But U.S. regulatory agencies restrict what types of ingredients may be blended with alcohol, as well as what kind of claims may be made. That will make marketing premixed drinks tricky.
"Juices and teas can make claims about being good for memory," said the executive familiar with Domecq. "[Spirits] can't. All [Domecq] can do is say that it contains ginseng. Consumers have to make the leap."
In addition, "Distilled spirits advertising and marketing materials should not contain any curative or therapeutic claim except as permitted by law," according to the code of the nongovernmental Distilled Spirits Council of the U.S.
A GLASS OF TESTOSTERONE
In addition to caffeine, Red Bull contains the amino acid taurine, said to purge body toxins; B-complex vitamins; and glucuronolactone, a carbohydrate derived from glucose. In London, a popular bar mix called TVR -- a blend of vodka, tequila and Red Bull -- has been likened by devotees to drinking a glass of testosterone.
Guarana and ginseng are reputed to enhance the sex drive, while ginkgo biloba is an energy herb.
Schieffelin & Somerset Co., based in New York and owned by United Distillers & Vitners and Louis Vuitton-Moet Hennessey, has experimented with energy-ingredient-fortified brands. The company sold a product called Acumare more than 12 years ago that combined Venezuluan rum and guarana, which was marketed by word of mouth as an aphrodisiac.
AHEAD OF ITS TIME
`The idea was to create a drink that could get you through a long evening. It was way ahead of its time," said Ted Farthing, the former new-brand manager at Schieffelin who helped market the product in a limited test in southern Florida and California.
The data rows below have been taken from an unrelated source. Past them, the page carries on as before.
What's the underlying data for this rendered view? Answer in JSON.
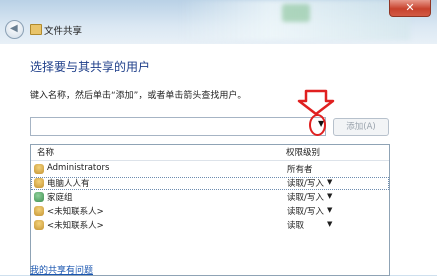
{
  "window": {
    "title": "文件共享"
  },
  "main": {
    "heading": "选择要与其共享的用户",
    "instruction": "键入名称，然后单击“添加”，或者单击箭头查找用户。",
    "name_input": {
      "value": "",
      "placeholder": ""
    },
    "add_button": "添加(A)"
  },
  "table": {
    "columns": [
      "名称",
      "权限级别"
    ],
    "rows": [
      {
        "name": "Administrators",
        "level": "所有者",
        "has_dropdown": false
      },
      {
        "name": "电脑人人有",
        "level": "读取/写入",
        "has_dropdown": true
      },
      {
        "name": "家庭组",
        "level": "读取/写入",
        "has_dropdown": true
      },
      {
        "name": "<未知联系人>",
        "level": "读取/写入",
        "has_dropdown": true
      },
      {
        "name": "<未知联系人>",
        "level": "读取",
        "has_dropdown": true
      }
    ]
  },
  "footer": {
    "help_link": "我的共享有问题"
  },
  "icons": {
    "back": "back-arrow-icon",
    "close": "close-icon",
    "title": "folder-share-icon",
    "user": "user-icon",
    "group": "homegroup-icon",
    "dropdown": "chevron-down-icon",
    "annotation": "red-down-arrow-icon"
  },
  "colors": {
    "heading": "#1f3f8a",
    "link": "#1a56b0",
    "annotation": "#e02020"
  }
}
Acumare was pulled from the U.S. market after a year.
Schieffelin also had a "shooter" product in development at the time incorporating ginseng, but it never made it to market, said Ken Leiter, a former marketing executive at Schieffelin.
Mr. Leiter said spirits companies at the time generally stayed away from what then were called "New Age drink" ingredients "because of government regulations about what you could talk about [in advertising.]." Mr. Leiter explained: "If you have too much ingredients, you get into trouble. In the case of Acumare, the ingredients were limited enough. But there were some issues about whether or not this could be called a rum. We were walking a fine line."
The Bureau of Alcohol, Tobacco & Firearms determines how much of certain herbs may be added to alcoholic beverages, based on regulations the Food & Drug Administration has set for non-alcoholic beverage products. An alcoholic beverage may contain caffeine as long as it has been added in extract form, not directly, and the final product has no more than 0.0002% caffeine, according to ATF regulations.
Adrian Walker, VP-brand development Americas at UDV, refused to comment regarding Schieffelin or UDV.
Seagram Spirits & Wine Group, the country's No. 2 spirits company and an aggressive marketer, hopes the energy-boosting brands will pump sales in a category plagued by a decade of anemic receipts. Seagram last year began national distribution of its first herb-enhanced product, extentions of its Gin & Juice products. Although the premixed Hunch Punch and Blue Beast both say they contain the herb, they make no health claims. TBWA Worldwide, New York, handles.
Seagram spirits and wine sales increased 19% for fiscal 1999, far in excess of the spirit industry's 1.5% increase in last year and 1% boost one year earlier.
TARGETING YOUNG PEOPLE
Critics predict a new breed of energy-fortified spirits mixers will aim for the pre-21 crowd.
"Most people in their 40s and 50s aren't looking for contrived drinks," said Hilary Abramson, media specialist at the Marin Institute for the Prevention of Alcohol & Other Drug Problems in San Rafael, Calif.
Jean Kilbourne, creator of the 1982 documentary "Calling the Shots: Advertising Alcohol," agreed. "Even if they're not [targeting young people], obviously these messages affect kids."